Records shown:
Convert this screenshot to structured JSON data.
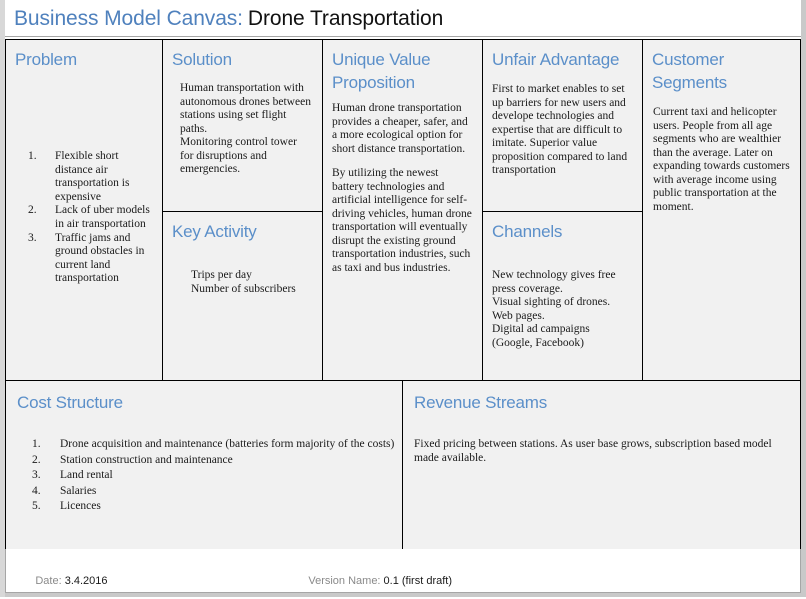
{
  "title": {
    "label": "Business Model Canvas:",
    "value": "Drone Transportation"
  },
  "colors": {
    "heading_blue": "#5b8fc9",
    "title_blue": "#4f81bd",
    "cell_background": "#f1f1f1",
    "border": "#000000",
    "footer_label": "#8a8a8a"
  },
  "blocks": {
    "problem": {
      "heading": "Problem",
      "items": [
        "Flexible short distance air transportation is expensive",
        "Lack of uber models in air transportation",
        "Traffic jams and ground obstacles in current land transportation"
      ]
    },
    "solution": {
      "heading": "Solution",
      "lines": [
        "Human transportation with autonomous drones between stations using set flight paths.",
        "Monitoring control tower for disruptions and emergencies."
      ]
    },
    "key_activity": {
      "heading": "Key Activity",
      "lines": [
        "Trips per day",
        "Number of subscribers"
      ]
    },
    "unique_value_proposition": {
      "heading": "Unique Value Proposition",
      "paragraphs": [
        "Human drone transportation provides  a cheaper, safer, and a more ecological option for short distance transportation.",
        "By utilizing the newest battery technologies and artificial intelligence for self-driving vehicles, human drone transportation will eventually disrupt the existing ground transportation industries, such as taxi and bus industries."
      ]
    },
    "unfair_advantage": {
      "heading": "Unfair Advantage",
      "paragraphs": [
        "First to market enables to set up barriers for new users and develope technologies and expertise that are difficult to imitate. Superior value proposition compared to land transportation"
      ]
    },
    "channels": {
      "heading": "Channels",
      "lines": [
        "New technology gives free press coverage.",
        "Visual sighting of drones.",
        "Web pages.",
        "Digital ad campaigns (Google, Facebook)"
      ]
    },
    "customer_segments": {
      "heading": "Customer Segments",
      "paragraphs": [
        "Current taxi and helicopter users. People from all age segments who are wealthier than the average. Later on expanding towards customers with average income using public transportation at the moment."
      ]
    },
    "cost_structure": {
      "heading": "Cost Structure",
      "items": [
        "Drone acquisition and maintenance (batteries form majority of the costs)",
        "Station construction and maintenance",
        "Land rental",
        "Salaries",
        "Licences"
      ]
    },
    "revenue_streams": {
      "heading": "Revenue Streams",
      "paragraphs": [
        "Fixed pricing between stations. As user base grows,  subscription based model made available."
      ]
    }
  },
  "footer": {
    "date_label": "Date: ",
    "date_value": "3.4.2016",
    "version_label": "Version Name: ",
    "version_value": "0.1 (first draft)"
  }
}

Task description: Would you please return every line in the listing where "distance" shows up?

Answer section:
        "Flexible short distance air transportation is expensive",
        "Human drone transportation provides  a cheaper, safer, and a more ecological option for short distance transportation.",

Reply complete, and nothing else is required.